It is a truth universally acknowledged that respectful behaviour has beneficial effects within organisations; in practice, however, it’s sometimes difficult to make it the norm. All members of the personnel, whatever their hierarchical level or status, expect to be treated with respect in all aspects of life, and particularly when it comes to their work. It’s no secret that employees who work in a respectful environment are more cheerful, loyal, successful, cooperative and creative than those who have to deal with rudeness or bullying all day.
“The best times are when Bjorn* is absent. Only then do we get a break from having to walk on eggshells all the time.”
Bjorn is what we call an abrasive manager. Whenever his predecessor Isabella* thought that her team wasn’t at the top of its game, she analysed the situation, tried to identify the causes of the problem and discussed her ideas with the team members so that they could find solutions together. But Bjorn makes threats, shouts, humiliates, mocks, makes a fuss over nothing and throws his weight around.
An ancient book in the CERN library captivated two scientists. It told of a place at the end of the world, where the sky touched the earth and they would find the answer to all their questions. They decided to take a sabbatical to go in search of it, swearing that they would not return until they had found it.
This stereotype is often trotted out to explain the lack of equality between men and women in the world of business, but recent research completely disproves it. The differences between the sexes are actually far better explained as the result of a set of practices and habits ingrained in business culture, rather than by the differences between men and women themselves. Simply put, people react differently according to the situations they’re placed in.
It’s the beginning of May and all CERN staff members have now received the results of their performance appraisals.
Martina1 comes to see me, rather put out: “My boss has landed me with a “fair2”. I’ve had it now!” Martina’s especially disappointed because she thought she’d done a good job over the year. Of course, she knows some of her colleagues do more than her, but isn’t that a personal choice?
“My supervisor is getting angry more and more often: he loses his temper with us, shouts at us and throws things across the room,” Dimitri*, a CERN fellow, tells me.
CERN is a demanding place to work, particularly during critical periods such as technical stops: all hands are on deck, the tension rises and the expectations are huge. In addition, long-term and large-scale projects often pose strategic challenges that are sources of uncertainty and stress.
Frans started his career at CERN as an engineer in 1992, after having worked for about 10 years in industry in his home country. He’s an ordinary chap who has progressed regularly in his career and has survived several reorganisations.
It’s not uncommon in communication for a hidden message to take on more importance than what’s actually said.
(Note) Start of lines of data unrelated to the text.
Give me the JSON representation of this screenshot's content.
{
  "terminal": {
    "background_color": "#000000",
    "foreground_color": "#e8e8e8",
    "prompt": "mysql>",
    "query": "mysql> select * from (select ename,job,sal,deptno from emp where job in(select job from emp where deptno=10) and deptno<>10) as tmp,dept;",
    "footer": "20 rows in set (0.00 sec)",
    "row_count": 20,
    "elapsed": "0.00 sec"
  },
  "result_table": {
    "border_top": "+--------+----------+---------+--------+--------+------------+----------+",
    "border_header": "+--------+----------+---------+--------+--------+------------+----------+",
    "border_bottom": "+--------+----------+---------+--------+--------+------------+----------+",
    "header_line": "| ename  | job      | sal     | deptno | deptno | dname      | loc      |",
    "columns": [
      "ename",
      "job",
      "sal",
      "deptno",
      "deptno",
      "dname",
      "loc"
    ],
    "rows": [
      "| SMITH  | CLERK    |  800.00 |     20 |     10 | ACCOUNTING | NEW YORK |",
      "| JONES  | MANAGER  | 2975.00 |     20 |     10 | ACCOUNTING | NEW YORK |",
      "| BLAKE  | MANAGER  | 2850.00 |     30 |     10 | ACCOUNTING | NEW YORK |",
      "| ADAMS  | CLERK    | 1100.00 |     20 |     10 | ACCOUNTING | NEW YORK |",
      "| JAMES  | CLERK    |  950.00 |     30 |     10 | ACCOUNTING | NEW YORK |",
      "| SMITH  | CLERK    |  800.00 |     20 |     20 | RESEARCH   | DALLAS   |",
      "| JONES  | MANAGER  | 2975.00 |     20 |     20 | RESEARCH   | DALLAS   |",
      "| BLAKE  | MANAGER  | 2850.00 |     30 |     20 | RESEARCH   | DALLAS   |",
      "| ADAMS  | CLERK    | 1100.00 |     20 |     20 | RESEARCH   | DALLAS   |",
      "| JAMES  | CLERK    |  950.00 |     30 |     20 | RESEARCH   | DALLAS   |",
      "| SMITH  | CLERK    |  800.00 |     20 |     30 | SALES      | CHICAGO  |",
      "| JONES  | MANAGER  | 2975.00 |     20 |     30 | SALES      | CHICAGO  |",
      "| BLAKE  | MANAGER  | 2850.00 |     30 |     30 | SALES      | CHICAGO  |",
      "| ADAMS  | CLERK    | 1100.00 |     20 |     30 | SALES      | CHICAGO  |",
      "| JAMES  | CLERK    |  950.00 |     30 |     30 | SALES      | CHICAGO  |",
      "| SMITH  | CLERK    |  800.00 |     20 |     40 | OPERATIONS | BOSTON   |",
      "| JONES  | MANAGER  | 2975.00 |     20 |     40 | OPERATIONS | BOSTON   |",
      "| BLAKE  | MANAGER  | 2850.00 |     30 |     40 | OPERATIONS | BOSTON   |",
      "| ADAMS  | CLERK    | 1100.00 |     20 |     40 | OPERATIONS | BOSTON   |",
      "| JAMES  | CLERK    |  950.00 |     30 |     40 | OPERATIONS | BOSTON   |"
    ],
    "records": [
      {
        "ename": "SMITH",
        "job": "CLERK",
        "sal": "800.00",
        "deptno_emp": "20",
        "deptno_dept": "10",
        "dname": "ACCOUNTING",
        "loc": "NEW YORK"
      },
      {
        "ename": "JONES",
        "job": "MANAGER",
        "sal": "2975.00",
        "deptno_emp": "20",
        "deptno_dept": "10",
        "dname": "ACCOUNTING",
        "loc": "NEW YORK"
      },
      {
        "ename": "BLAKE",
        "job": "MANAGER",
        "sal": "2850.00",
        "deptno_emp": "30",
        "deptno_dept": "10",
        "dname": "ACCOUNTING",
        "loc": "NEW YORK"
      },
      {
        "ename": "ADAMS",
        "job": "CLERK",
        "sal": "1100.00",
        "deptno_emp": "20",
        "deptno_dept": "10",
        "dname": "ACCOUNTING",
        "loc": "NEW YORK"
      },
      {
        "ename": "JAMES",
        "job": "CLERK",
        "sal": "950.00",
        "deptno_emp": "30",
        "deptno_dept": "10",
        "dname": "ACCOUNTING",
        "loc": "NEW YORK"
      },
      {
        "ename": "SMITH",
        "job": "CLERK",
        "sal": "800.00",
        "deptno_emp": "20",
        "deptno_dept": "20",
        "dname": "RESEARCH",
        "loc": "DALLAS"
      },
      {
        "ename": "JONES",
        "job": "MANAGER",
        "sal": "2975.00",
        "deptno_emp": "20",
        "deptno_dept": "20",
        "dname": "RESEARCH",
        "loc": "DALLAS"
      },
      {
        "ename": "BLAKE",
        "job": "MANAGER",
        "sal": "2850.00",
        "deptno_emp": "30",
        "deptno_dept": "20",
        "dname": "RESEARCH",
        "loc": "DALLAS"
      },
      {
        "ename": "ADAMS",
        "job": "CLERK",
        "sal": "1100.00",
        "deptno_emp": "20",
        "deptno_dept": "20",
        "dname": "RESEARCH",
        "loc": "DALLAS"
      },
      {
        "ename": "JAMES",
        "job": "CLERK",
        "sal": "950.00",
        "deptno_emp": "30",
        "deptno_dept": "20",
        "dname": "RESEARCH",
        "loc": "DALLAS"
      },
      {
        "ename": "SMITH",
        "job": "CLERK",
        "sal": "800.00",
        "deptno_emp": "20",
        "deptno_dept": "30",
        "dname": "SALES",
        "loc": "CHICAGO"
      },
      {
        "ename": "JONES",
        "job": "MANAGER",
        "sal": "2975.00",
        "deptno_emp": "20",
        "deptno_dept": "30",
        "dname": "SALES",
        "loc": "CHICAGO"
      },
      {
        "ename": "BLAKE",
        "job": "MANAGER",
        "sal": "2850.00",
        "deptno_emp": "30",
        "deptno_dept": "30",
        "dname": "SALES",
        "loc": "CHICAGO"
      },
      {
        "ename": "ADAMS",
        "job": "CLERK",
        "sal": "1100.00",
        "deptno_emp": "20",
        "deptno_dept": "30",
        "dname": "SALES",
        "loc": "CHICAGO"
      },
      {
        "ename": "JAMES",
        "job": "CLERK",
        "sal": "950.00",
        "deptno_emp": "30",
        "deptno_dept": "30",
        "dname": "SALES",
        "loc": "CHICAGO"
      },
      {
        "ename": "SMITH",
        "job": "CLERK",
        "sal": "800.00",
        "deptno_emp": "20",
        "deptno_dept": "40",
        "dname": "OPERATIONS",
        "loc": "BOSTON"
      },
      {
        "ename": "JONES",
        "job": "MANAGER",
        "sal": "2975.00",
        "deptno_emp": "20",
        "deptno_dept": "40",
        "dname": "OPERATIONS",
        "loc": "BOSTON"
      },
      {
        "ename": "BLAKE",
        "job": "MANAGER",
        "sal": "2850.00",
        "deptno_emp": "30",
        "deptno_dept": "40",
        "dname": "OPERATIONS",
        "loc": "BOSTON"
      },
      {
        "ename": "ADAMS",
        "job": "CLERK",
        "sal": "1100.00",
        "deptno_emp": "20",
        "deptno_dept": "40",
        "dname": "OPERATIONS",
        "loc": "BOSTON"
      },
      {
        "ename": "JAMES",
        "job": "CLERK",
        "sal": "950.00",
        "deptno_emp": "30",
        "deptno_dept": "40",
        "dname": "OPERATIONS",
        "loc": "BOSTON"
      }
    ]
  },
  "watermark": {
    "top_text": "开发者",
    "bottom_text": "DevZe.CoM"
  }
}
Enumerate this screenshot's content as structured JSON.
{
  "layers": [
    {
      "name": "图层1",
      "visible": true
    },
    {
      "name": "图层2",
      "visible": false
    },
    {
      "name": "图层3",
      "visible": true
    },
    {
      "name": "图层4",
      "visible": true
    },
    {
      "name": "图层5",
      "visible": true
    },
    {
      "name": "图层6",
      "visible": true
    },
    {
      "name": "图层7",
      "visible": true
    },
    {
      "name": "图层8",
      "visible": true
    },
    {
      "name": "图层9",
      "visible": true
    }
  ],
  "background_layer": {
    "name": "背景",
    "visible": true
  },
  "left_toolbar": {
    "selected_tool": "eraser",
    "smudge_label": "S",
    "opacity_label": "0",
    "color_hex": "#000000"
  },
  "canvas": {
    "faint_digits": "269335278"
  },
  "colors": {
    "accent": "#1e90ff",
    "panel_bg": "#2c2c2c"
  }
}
Example: you’re a workshop technician and you’re waiting for your colleague, Tibor, to finish some welding so you can assemble a cryostat that needs to be delivered to an experiment next week. Tibor’s work has been held up by a late delivery that’s beyond his control. You’re probably going to have to make up the time yourself by working overtime. You say to him: